The two have developed strong friendship and are working together to take the relationship to a new height that would not only benefit India and the US but also the entire world.
Modi’s visit was quickly followed by Defence Secretary Jim Mattis and Tillerson travelling to India. Trump’s daughter and presidential advisor Ivanka Trump led the US delegation to the Global Entrepreneurship Summit in Hyderabad that was co-hosted by India and the US. “We were incredibly proud to co-host the very successful Global Entrepreneurship Summit with India in November,” Vajda said.
“Our militaries once again showed their ability to operate together with the MALABAR naval exercise off the coast of Chennai, and our two armies came together in Washington State for the Yudh Abhyas exercise to hone their skills in counter terrorism and counter insurgency operations,” he said.
“Our economic relationship continues to grow, led by sales in US civil aviation, military equipment, and, for the first time, crude oil as we seek to expand and balance our trade relationship,” Vajda added.
Trump also appointed a veteran India hand, Kenneth Juster, as the new US Ambassador to New Delhi this November. “We look forward to continuing to grow our partnership in 2018,” Vajda said.

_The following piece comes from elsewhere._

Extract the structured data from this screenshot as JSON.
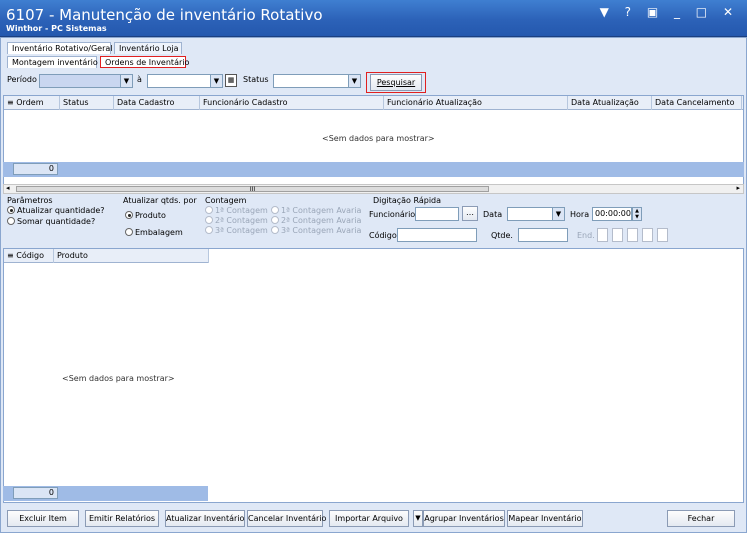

At a time when both the Republicans and Democrats are rarely having any meeting ground including foreign policy, India-US relationship emerged as one of the rare of the rarest meeting ground between a Republican White House and the opposition Democratic party. “I think this year proved that the US/India partnership is a bipartisan priority,” former US Ambassador to India Richard Verma told PTI.
“This relationship has not only weathered the storm of global uncertainty, it has proven to be a great stabiliser as well,” said Verma, the first Indian-American envoy to India.
Nisha Desai Biswal, Obama administration’s point person for South and Central Asia, echoed the same. “While 2017 has been a very dynamic year in the US on the political front, there has been remarkable stability on the US-India partnership, a continuing priority for the United States in the Trump administration,” Biswal told PTI.
She said the Trump administration has also framed the strategic importance of US-India partnership across the Indo-Pacific in very bold and unequivocal terms. Now president of US-India Business Council (USIBC), Biswal said this bodes well for greater growth in defence collaboration.
As President of USIBC, Biswal said she is also focused on the state of overall bilateral trade and the commercial ties. “We are optimistic that the way forward will see fewer hurdles and an easier path for much needed investment,” Biswal said.
As is the case with all bilateral ties, there are a couple of issues that the two sides need to work on to resolve their differences. Prominent among them is the issue of the H-1B visas, which attracts foreign specialised workers to come to the US for employment, many of them from India and China.
The Modi Government has strongly taken up the issue with the Trump administration. Similarly, India has refused to succumb to any pressure when it comes to the interest of its own people. This was quite evident in the recently concluded WTO talks.
The US has expressed its disappointment over India’s position on several issues being talked about at the WTO. The first half of new year is expected to see a flurry of activities between the two countries.
The two-plus-two dialogue which was announced during Modi-Trump meeting is expected to be held before spring as officials from the two sides are trying to find a common date. Officials are also looking at a possibility of Trump travelling to India sometime in 2018.